I've posted this on the MATLAB newsgroup, but that group is pretty noisy and I know there are a lot of MATLAB users here, so here goes... I'm looking for suggestions/code on doing the following. They generally get more complex as the list goes on, numbers (1) and (4) are really the startings point and most important to me. 1) Given a sequence of bytes, find all occurances of that sequence in a binary file. 2) Given a sequence of bytes with possible wildcards (fixed wildcard length of one byte), find all occurances of that sequence in a binary file. 3) Given a sequence of bytes with possible wildcards (wildcards representing a variable number of bytes), find all occurances of that sequence in a binary file. 4-6) Same as the above except for bits rather than bytes--bits are not necessarily aligned with byte boundaries in any way. It's not really necessary for this to be in MATLAB (and would probably be much faster in C), but the files won't be huge (generally no larger than a few hundred KB) and search seqeuences relatively short (3-5 bytes typically) so MATLAB processing time may be acceptable. Are there some existing tools/code I could use? General suggestions?

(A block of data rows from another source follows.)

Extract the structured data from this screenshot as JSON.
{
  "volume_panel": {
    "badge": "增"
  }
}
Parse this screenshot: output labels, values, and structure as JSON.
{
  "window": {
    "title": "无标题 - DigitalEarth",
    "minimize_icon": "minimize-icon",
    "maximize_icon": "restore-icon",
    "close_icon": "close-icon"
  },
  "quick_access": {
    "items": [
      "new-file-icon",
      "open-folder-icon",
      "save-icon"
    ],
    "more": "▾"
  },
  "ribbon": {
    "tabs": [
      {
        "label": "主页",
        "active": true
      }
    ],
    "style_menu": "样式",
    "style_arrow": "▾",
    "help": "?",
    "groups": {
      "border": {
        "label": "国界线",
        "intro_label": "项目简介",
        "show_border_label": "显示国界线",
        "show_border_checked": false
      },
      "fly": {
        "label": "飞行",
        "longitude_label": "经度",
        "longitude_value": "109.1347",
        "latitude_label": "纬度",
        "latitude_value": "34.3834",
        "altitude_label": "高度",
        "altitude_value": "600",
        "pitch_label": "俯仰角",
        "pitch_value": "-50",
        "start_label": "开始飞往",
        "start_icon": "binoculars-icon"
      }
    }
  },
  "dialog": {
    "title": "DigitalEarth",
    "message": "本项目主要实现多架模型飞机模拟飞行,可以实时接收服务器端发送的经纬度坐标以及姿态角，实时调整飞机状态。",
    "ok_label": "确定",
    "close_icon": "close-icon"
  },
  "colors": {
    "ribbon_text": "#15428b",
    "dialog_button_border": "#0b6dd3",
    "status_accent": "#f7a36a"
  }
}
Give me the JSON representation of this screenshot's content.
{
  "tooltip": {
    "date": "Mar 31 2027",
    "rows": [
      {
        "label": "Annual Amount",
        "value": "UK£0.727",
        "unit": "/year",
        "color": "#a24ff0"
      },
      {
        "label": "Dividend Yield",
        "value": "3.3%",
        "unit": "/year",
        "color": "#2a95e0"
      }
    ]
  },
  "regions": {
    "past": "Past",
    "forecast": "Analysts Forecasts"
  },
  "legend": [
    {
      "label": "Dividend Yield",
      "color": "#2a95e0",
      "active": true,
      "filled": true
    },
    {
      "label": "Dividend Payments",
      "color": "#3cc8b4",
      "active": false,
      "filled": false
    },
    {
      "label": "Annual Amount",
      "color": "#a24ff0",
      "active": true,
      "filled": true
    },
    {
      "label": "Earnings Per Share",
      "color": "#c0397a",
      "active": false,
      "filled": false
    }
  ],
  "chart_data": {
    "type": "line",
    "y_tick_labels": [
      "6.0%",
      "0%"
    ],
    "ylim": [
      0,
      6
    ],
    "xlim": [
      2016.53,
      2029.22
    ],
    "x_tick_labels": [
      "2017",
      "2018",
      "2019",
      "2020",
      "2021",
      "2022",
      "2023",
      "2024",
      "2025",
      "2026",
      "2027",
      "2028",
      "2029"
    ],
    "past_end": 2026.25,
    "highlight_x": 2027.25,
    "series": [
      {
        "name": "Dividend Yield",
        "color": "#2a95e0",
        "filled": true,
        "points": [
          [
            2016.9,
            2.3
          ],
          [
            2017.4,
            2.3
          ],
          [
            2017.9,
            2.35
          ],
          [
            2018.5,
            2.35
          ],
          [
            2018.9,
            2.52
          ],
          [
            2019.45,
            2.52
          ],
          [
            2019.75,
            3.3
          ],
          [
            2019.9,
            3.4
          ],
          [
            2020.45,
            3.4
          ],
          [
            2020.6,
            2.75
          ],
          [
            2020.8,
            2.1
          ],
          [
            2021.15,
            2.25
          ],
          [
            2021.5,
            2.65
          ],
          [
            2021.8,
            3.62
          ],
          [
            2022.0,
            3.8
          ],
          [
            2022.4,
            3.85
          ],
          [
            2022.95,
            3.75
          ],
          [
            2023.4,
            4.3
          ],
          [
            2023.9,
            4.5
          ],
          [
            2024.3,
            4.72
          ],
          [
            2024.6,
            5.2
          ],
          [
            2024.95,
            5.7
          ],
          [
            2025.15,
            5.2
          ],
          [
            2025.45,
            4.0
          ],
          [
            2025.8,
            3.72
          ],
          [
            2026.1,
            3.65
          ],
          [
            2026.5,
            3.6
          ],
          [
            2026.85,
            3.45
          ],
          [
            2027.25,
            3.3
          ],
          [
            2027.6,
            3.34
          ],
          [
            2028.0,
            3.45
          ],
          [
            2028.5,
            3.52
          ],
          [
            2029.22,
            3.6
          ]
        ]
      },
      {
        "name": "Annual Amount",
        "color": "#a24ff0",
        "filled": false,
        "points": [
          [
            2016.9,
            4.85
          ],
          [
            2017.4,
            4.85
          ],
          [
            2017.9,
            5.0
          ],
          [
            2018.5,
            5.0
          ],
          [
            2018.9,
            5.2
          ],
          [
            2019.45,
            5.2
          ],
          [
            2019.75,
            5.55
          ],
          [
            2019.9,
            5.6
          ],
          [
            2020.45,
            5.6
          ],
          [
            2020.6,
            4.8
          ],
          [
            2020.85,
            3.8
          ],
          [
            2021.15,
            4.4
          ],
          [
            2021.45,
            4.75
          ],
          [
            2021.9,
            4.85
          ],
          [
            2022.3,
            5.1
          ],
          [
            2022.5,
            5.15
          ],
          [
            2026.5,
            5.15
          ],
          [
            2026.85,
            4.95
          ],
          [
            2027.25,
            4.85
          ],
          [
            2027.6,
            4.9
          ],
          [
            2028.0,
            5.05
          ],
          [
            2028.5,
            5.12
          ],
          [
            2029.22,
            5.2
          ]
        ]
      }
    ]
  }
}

Thanks, Matt -- Remove Xs from address to reply via e-mail. -- Remove Xs from address to reply via e-mail.

# MATLAB question

Started by ●March 25, 2005

Reply by ●March 25, 20052005-03-25

Matt Roos wrote: (snip)> I'm looking for suggestions/code on doing the following. They generally get > more complex as the list goes on, numbers (1) and (4) are really the > startings point and most important to me.> 1) Given a sequence of bytes, find all occurances of that sequence in a > binary file.Deterministic Finite State Automata are popular here.> 2) Given a sequence of bytes with possible wildcards (fixed wildcard length > of one byte), find all occurances of that sequence in a binary file.> 3) Given a sequence of bytes with possible wildcards (wildcards representing > a variable number of bytes), find all occurances of that sequence in a > binary file.The ones I know are dynamic programming algorithms. It might be that FSA can do it, but dynamic programming allows different weights to be added to different characters, and gap lengths.> 4-6) Same as the above except for bits rather than bytes--bits are not > necessarily aligned with byte boundaries in any way.This doesn't really change the algorithm, but it does change the was the data is read. Read bytes, separate the bits, supply them to the algorithm being used. It also tends to be slow. For the no gap (wildcard) or fixed length gap you can consider the byte pattern and match that. A fixed bit pattern will require eight possible byte patterns, not including the partial bytes at the end. With fixed gap lengths you can also find an equivalent byte pattern. Find the literature on dynamic programming. These problems have been well studied, mostly in the case of DNA and protein sequence comparison for biology. -- glen